Photo of Tiger Woods' baby. (http://www.golf.com/golf/gallery/article/0,28242,1636961-2,00.html)
Photo of Tiger, Elin and baby. (http://www.golf.com/golf/gallery/article/0,28242,1636961,00.html)

FWIW, Tiger Woods' child is at most 1/4 African, 1/2 Swedish/European, and 1/4 Thai (which is often a mix of ethnic Chinese and Thai). And so it looks like a perfectly blended little child, who will probably grow up to be gorgeous and able to drive a gold ball half a mile.

Rysdad
08-22-2007, 05:32 PM
And so it looks like a perfectly blended little child, who will probably grow up to be gorgeous and able to drive a gold ball half a mile.

Yeah, he'll probably be rich enough to play with gold balls.

TPWombat
08-22-2007, 08:31 PM
In an American military training film, called Medecine in Vietnam as I recall ,one part shows a black G.I.who'd been hit by napalm and had his upper skinlayers taken off.
His skin was that sort of pinky colour that we always call white when it relates to people .

susan
08-23-2007, 12:13 AM
OTOH, I was a white baby born with dark enough skin that the nurses thought I was black. Now I am just a delicious olive color.

Lust4Life
08-23-2007, 05:57 AM
In an American military training film, called Medecine in Vietnam as I recall ,one part shows a black G.I.who'd been hit by napalm and had his upper skinlayers taken off.
His skin was that sort of pinky colour that we always call white when it relates to people .
Sorry mods ,one of mine thought Wombat had logged off.

monstro
08-23-2007, 10:48 AM
One of my sisters looked "sheet white" when she was born. Now she is wheatish in color.

I was born fire engine red. Before I got baked by the Florida sun, I was the palest in the family (except for my dad).

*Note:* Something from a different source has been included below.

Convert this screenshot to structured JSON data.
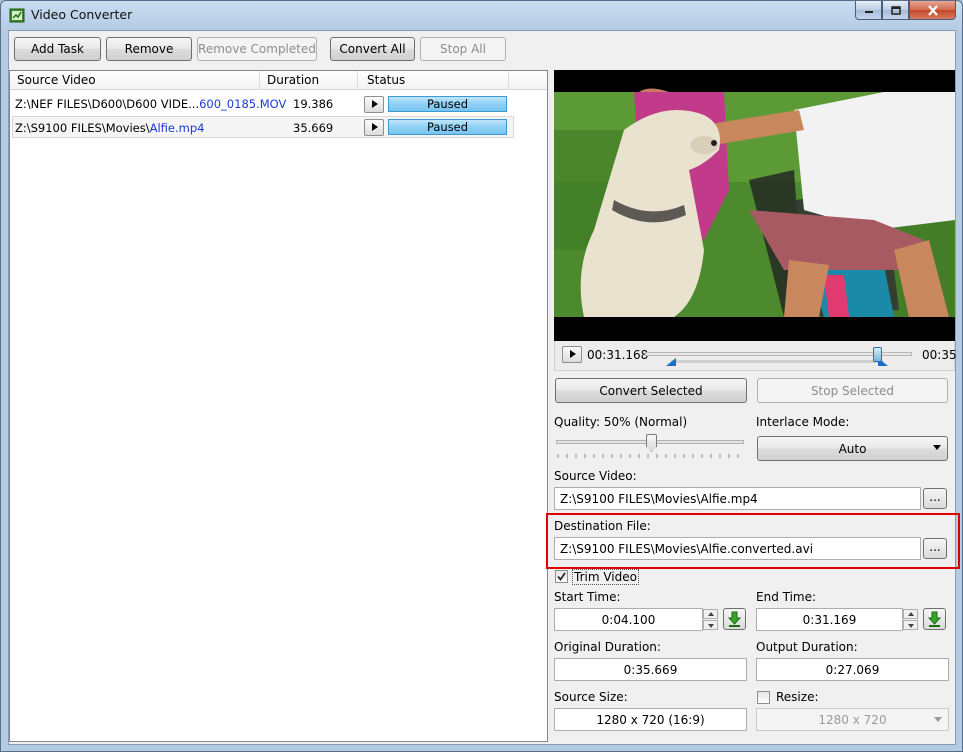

So no, black babies aren't born white, but they're coloring does change as they grow up. I think it's safe to say that there's some darkening involved, but sometimes the color just changes--like it did in my case.

gigi
08-23-2007, 02:27 PM
In an American military training film, called Medecine in Vietnam as I recall ,one part shows a black G.I.who'd been hit by napalm and had his upper skinlayers taken off.
His skin was that sort of pinky colour that we always call white when it relates to people .
Well, and then there are albino black people.

Adoptamom_II
08-23-2007, 04:08 PM
Our two youngest, now 14 & 15 yo, are adopted.

Our son is biracial (white mom, black dad) and he's been the same cinnamon color since his birth and turns deep brown when tanned.

Our daughter is black. She was so pale (with bright blue eyes) at a few days old that I thought the adoption agency had given me the wrong baby. Over the next year or so her skin tone developed into a light golden brown color. In the summer she tans to a deeper golden color.